As Congress debates changes to the Medicare Part D prescription drug plans, a new study finds tremendous variation in what seniors in different states pay for the same medications, even if they choose the lowest-cost Part D plans in their areas. The highest costs often occur in the lowest-income, lowest cost-of-living areas.
That change and others might save some seniors a lot of money, suggests a new study from the University of Michigan Medical School. It finds tremendous variation in what Medicare enrollees in different states pay for the same medications, even with the lowest-cost Part D plans.
In fact, two people taking the same drugs but living in different states could face costs that differed by thousands of dollars ? even if each had chosen the lowest-cost plan available to them. And within a state, the difference in a person’s costs for the same drugs could top $10,000 a year or more, depending on which plan he or she chose.
Such wide variation in prices means that Medicare prescription drug plans are substantially more affordable in some states than in others, the authors conclude. In all, depending on which medicines they’re taking and which plan they’re in, people in one state might spend 10 percent of their annual income to pay for prescription drug coverage premiums and co-pays, while someone taking the same medicines in another state would spend 20 percent of their income, the study finds.
The difference in plan costs appears to have little to do with the cost of living in different states, the researchers found. In fact, some of the states with the lowest cost-of-living-adjusted average incomes had some of the highest drug plan costs.
The researchers, led by U-M physician and health care policy researcher Matthew Davis, M.D., M.A.P.P., made the findings using Medicare’s own Web-based calculator for prescription drug plan costs. They analyzed every plan in every state for four real patients who had typical ailments and medication regimens, and looked at what the plans would cost, considering plan premiums, coinsurance, and copays each time a prescription was filled.

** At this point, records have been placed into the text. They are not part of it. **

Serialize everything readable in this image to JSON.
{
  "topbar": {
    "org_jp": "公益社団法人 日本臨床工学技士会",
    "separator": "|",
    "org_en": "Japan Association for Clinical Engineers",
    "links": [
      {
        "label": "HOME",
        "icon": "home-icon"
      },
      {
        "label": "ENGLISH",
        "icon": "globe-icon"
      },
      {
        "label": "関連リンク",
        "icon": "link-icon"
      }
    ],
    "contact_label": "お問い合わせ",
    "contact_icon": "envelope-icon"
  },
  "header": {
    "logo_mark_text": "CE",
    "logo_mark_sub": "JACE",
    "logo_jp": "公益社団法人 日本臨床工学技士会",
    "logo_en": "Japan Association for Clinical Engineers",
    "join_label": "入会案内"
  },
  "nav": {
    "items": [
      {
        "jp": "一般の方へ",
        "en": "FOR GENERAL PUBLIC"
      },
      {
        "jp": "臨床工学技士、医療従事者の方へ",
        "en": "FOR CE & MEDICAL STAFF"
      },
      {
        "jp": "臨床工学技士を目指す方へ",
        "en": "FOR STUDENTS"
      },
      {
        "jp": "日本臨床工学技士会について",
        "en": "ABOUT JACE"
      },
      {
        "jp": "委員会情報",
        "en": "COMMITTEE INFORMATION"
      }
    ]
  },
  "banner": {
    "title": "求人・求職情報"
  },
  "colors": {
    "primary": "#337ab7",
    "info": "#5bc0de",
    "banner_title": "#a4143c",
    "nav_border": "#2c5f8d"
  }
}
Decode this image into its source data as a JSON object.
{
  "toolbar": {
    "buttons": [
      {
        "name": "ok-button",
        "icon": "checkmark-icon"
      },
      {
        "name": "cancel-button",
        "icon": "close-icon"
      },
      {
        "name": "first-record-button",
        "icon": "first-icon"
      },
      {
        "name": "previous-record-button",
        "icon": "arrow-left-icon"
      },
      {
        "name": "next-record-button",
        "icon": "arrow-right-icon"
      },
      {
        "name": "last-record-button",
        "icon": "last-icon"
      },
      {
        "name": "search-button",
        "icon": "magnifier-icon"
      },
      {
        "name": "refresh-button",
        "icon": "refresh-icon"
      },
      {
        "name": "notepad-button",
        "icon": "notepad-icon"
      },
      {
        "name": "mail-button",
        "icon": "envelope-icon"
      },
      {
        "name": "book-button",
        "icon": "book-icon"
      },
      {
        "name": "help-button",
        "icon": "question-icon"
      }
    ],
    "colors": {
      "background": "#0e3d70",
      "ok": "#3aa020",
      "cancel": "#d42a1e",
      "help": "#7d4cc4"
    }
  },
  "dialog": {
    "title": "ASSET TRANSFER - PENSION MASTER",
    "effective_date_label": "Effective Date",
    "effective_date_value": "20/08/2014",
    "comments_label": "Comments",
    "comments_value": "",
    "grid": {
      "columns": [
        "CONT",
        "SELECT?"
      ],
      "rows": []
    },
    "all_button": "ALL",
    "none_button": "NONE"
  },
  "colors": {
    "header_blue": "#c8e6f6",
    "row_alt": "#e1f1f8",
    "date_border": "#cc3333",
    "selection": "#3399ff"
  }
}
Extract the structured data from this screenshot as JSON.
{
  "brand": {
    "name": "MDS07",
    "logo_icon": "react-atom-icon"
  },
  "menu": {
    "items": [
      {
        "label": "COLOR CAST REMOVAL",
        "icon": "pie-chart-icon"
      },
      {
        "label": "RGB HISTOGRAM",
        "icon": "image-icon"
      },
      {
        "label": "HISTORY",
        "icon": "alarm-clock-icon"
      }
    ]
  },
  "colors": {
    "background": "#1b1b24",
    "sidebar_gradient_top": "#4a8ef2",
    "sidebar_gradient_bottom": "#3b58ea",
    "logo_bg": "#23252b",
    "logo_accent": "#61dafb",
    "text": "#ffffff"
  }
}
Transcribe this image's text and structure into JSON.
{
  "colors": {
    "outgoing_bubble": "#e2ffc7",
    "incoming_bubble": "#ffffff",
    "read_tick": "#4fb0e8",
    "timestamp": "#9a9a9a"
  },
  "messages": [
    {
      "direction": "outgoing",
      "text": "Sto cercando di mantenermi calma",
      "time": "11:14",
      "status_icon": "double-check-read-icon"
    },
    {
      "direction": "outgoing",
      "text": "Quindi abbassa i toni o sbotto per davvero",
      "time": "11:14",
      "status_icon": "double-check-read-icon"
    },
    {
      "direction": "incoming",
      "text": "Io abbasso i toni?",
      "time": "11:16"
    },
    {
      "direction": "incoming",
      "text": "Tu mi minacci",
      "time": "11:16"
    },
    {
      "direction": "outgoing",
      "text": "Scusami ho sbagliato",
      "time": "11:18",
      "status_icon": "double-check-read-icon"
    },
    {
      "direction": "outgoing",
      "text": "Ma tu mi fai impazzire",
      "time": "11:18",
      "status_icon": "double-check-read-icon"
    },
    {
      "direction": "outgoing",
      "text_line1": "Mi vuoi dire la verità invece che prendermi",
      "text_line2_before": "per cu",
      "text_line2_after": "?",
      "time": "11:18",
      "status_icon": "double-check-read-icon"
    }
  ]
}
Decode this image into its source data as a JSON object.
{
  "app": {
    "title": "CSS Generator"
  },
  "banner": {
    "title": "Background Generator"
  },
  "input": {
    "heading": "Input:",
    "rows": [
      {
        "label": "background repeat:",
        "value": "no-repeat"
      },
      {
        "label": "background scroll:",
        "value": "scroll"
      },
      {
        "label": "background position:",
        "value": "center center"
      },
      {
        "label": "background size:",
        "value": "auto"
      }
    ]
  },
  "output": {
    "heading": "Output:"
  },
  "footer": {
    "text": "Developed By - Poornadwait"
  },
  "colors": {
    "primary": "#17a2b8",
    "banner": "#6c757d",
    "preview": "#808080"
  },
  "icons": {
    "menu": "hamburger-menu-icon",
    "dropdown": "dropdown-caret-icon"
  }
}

The results, published in the January Journal of General Internal Medicine, may help inform the Congressional effort to reform the Medicare drug benefit, including bulk purchasing. Currently, individual Part D plans offered by commercial insurers acquire their own drug supplies at the prices they are able to negotiate with pharmaceutical manufacturers and distributors, and set their own drug lists, premiums and co-pays.